Should You Size Down for a Wetsuit?
It depends. Buell offers sizes based on the height and weight of the user, so it is not necessary to size up or size down based on the height. However, if you are in between sizes and you want to feel extra warm because you know you will be in colder waters, then you might want to consider sizing down. When you size down, it means the suit will be tighter against your skin, creating more warmth.
Now that you know how to choose the right wetsuit size for you, it’s important to keep a few things in mind. Not all wetsuits are made the same. Even if you chose the correct size based on the sizing chart, you might find the fit is just not right for you. As mentioned, brands will have a different fit and feel. You can tell if a suit does not fit right by watching out for these three important signs:

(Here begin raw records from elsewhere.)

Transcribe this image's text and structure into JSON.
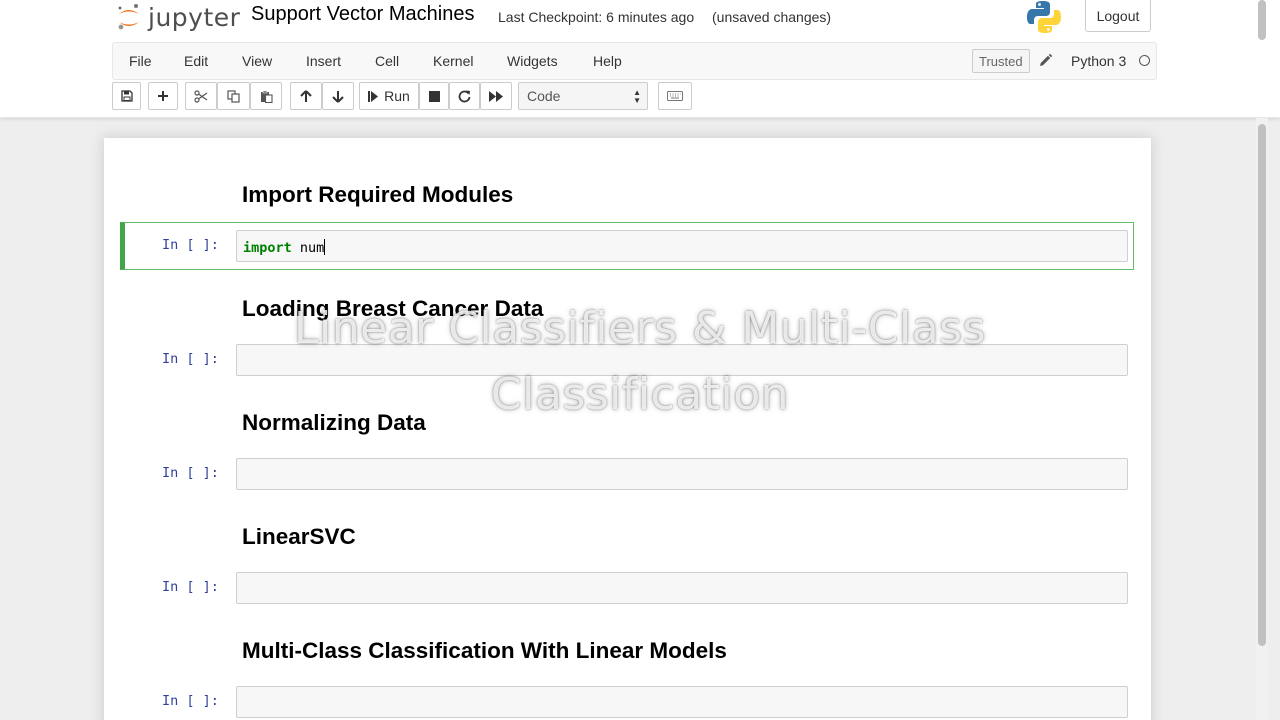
{
  "header": {
    "logo_text": "jupyter",
    "notebook_title": "Support Vector Machines",
    "checkpoint": "Last Checkpoint: 6 minutes ago",
    "save_status": "(unsaved changes)",
    "logout_label": "Logout"
  },
  "menubar": {
    "items": [
      "File",
      "Edit",
      "View",
      "Insert",
      "Cell",
      "Kernel",
      "Widgets",
      "Help"
    ],
    "trusted_label": "Trusted",
    "kernel_name": "Python 3"
  },
  "toolbar": {
    "run_label": "Run",
    "cell_type": "Code",
    "icons": [
      "save-icon",
      "plus-icon",
      "cut-icon",
      "copy-icon",
      "paste-icon",
      "arrow-up-icon",
      "arrow-down-icon",
      "step-forward-icon",
      "stop-icon",
      "restart-icon",
      "fast-forward-icon",
      "keyboard-icon"
    ]
  },
  "notebook": {
    "headings": [
      "Import Required Modules",
      "Loading Breast Cancer Data",
      "Normalizing Data",
      "LinearSVC",
      "Multi-Class Classification With Linear Models"
    ],
    "prompts": [
      "In [ ]:",
      "In [ ]:",
      "In [ ]:",
      "In [ ]:",
      "In [ ]:"
    ],
    "first_cell_keyword": "import",
    "first_cell_rest": " num"
  },
  "overlay": {
    "line1": "Linear Classifiers & Multi-Class",
    "line2": "Classification"
  },
  "colors": {
    "selected_cell_border": "#42a548",
    "prompt_color": "#303f9f",
    "keyword_color": "#008000"
  }
}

- Rolling or bunching in the lower back or knees. A wetsuit with a good fit sits flush against your lower back and features no loose material. When the suit fits right, it keeps the kidneys warm, which promotes better blood circulation all around the body.
- Neckline is too loose. The neckline of a wetsuit should be positioned high up against the neck. It shouldn’t be floppy as it is designed to create a seal that stops water flushing. Experiencing a water flush is unpleasant, and it can be critical when in cold temperature environments since rushing cold water could bring down your temperature drastically. If you know you’ll be working in frigid water temperatures, you can also consider a hooded suit or use accessories, like gloves, to keep you warm.

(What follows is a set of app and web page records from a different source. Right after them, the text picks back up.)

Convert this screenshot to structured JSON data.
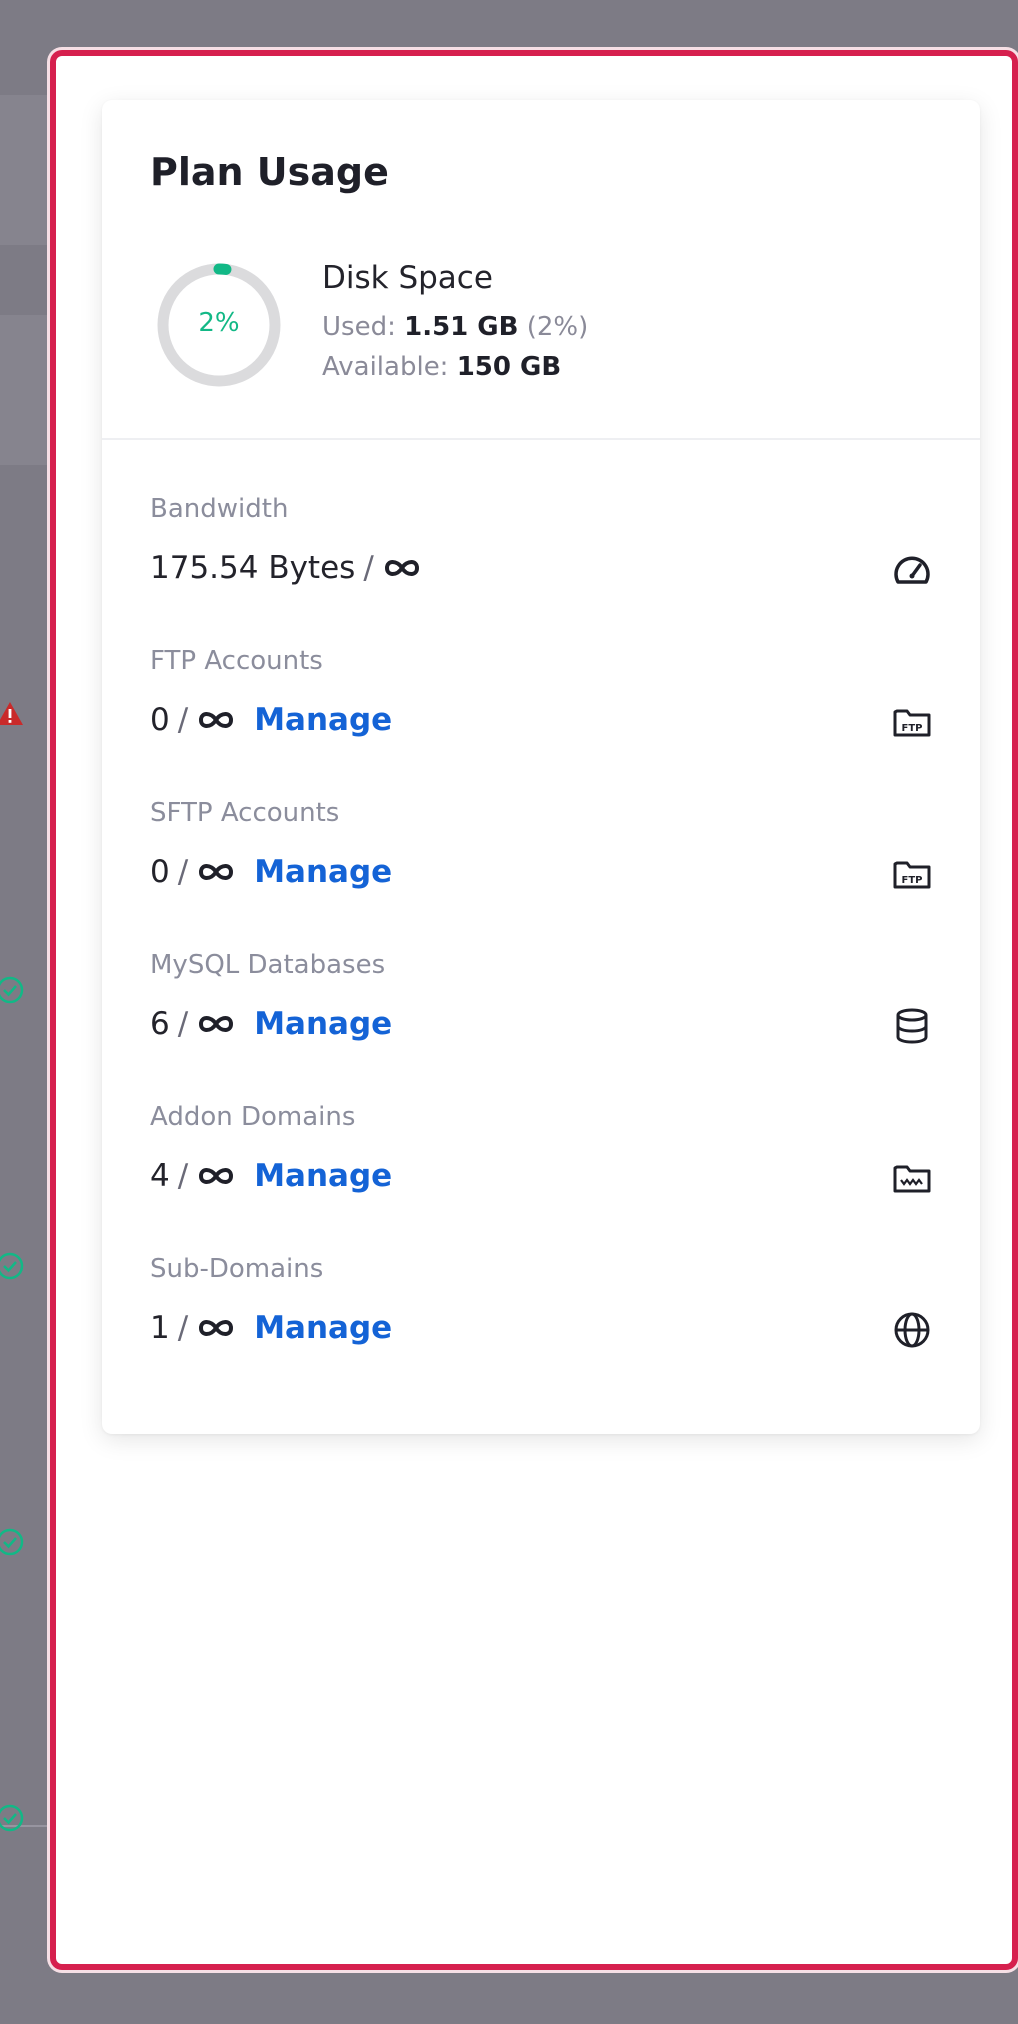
{
  "plan_usage": {
    "title": "Plan Usage",
    "disk": {
      "title": "Disk Space",
      "percent_label": "2%",
      "percent": 2,
      "used_label": "Used:",
      "used_value": "1.51 GB",
      "used_percent": "(2%)",
      "available_label": "Available:",
      "available_value": "150 GB"
    },
    "resources": [
      {
        "label": "Bandwidth",
        "value": "175.54 Bytes",
        "manage": "",
        "icon": "gauge-icon"
      },
      {
        "label": "FTP Accounts",
        "value": "0",
        "manage": "Manage",
        "icon": "ftp-folder-icon"
      },
      {
        "label": "SFTP Accounts",
        "value": "0",
        "manage": "Manage",
        "icon": "ftp-folder-icon"
      },
      {
        "label": "MySQL Databases",
        "value": "6",
        "manage": "Manage",
        "icon": "database-icon"
      },
      {
        "label": "Addon Domains",
        "value": "4",
        "manage": "Manage",
        "icon": "domain-folder-icon"
      },
      {
        "label": "Sub-Domains",
        "value": "1",
        "manage": "Manage",
        "icon": "globe-icon"
      }
    ],
    "separator": "/"
  },
  "colors": {
    "accent_blue": "#1463d6",
    "success_green": "#12b886",
    "modal_border": "#d6204e",
    "warning_red": "#c92a2a"
  }
}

- Strong resistance when flexing or moving around. Great-fitting wetsuits offer a snug fit all around the body. However, it should still allow for movement of your limbs. This includes being able to raise your arms up or squat down on your legs. A wetsuit is often used for sports activities such as surfing, kayaking, or diving, where movement is vital.
Choosing the Right Size Wetsuit for Kids:
Little Kids Wetsuit Sizes - 3-7-Year-Olds
Little kids don’t feel the cold. Buy the bigger size. After you just spent 20 minutes looking for a parking spot, the last thing you want to do is struggle with getting their wetsuit on. They’ll be stoked on the looser suit while they charge around the shore break and dig in the sand. You really just want to keep the sun off of them and have a bit of padding for when they eat it on their skim board.
Junior Wetsuit Sizes - 8-14-Year-Olds
Once your kids are bigger and are ripping properly, give their old suit to their younger sibling and get them into a suit that fits tight and right.